“Vaccination has been our most effective tool against coronavirus. However, the degree of protection offered wanes over time.
“We know that those in high-priority groups are at higher risk of serious illness from COVID-19, and I therefore welcome this latest advice from the JCVI and can confirm that boosters will be offered to all those in eligible groups. The additional booster dose will improve your level of protection significantly and is the best way to protect yourself, your family and of course the NHS when we head into the busy winter months.
“I continue to encourage everyone to receive the doses they are eligible for as and when they become available.”
The number of people with Covid-19 in Scotland has risen for the sixth week in a row, new data shows.

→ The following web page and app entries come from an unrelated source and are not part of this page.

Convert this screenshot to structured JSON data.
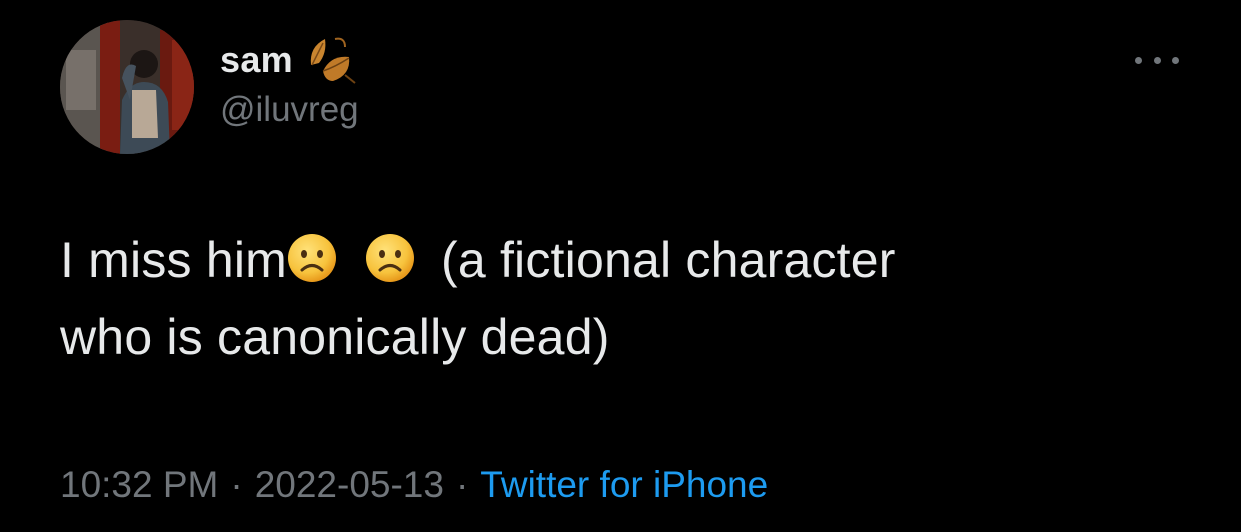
{
  "tweet": {
    "author": {
      "display_name": "sam",
      "handle": "@iluvreg",
      "name_icon": "autumn-leaves-icon",
      "avatar": "profile-photo"
    },
    "more_icon": "more-options-icon",
    "text": {
      "line1_start": "I miss him",
      "emoji": "frowning-face",
      "line1_end": "(a fictional character",
      "line2": "who is canonically dead)"
    },
    "meta": {
      "time": "10:32 PM",
      "separator": "·",
      "date": "2022-05-13",
      "source": "Twitter for iPhone"
    }
  },
  "colors": {
    "background": "#000000",
    "text": "#e7e9ea",
    "secondary": "#71767b",
    "link": "#1d9bf0"
  }
}
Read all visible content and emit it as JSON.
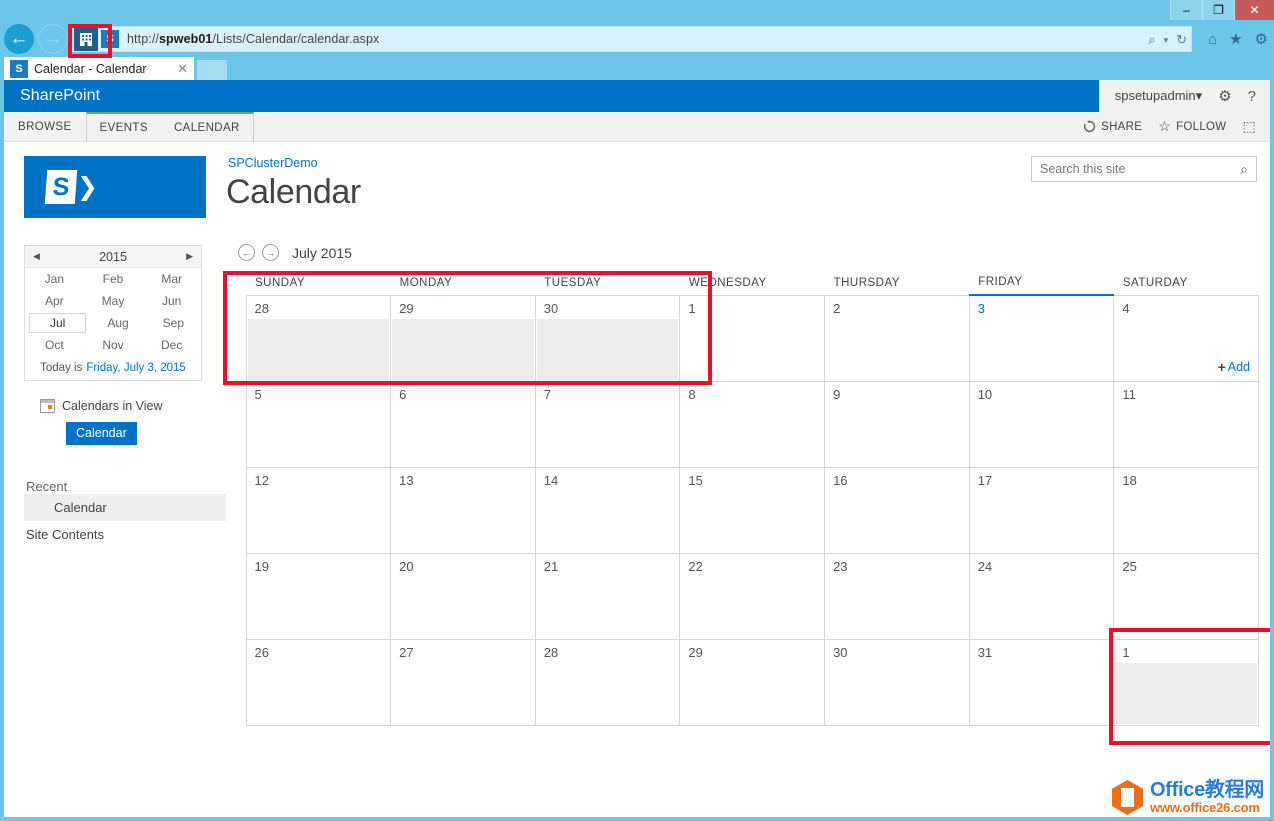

Around one in 16 people in Scotland had coronavirus in the week to July 7, according to the infection survey produced by the Office for National Statistics (ONS).
This equates to around 334,000 people.
Covid-19 remains most prevalent in Scotland, the ONS said, after cases increased from the 312,800 reported last week.
Elsewhere, Wales saw infections jump to around one in 17 of its population, while England reported cases in around one in 19.
Cases in Northern Ireland were also seen in around one in 17 people.
Data for Wales, England and Northern Ireland covered the week ending July 6.
Sarah Crofts, head of analytical outputs for the ONS Covid-19 Infection Survey, said: “Infections are showing no signs of decreasing, with rates approaching levels last seen in March this year at the peak of the Omicron BA.2 wave.
“Rates have continued to increase across the UK and among all age groups. We will continue to closely monitor the data.”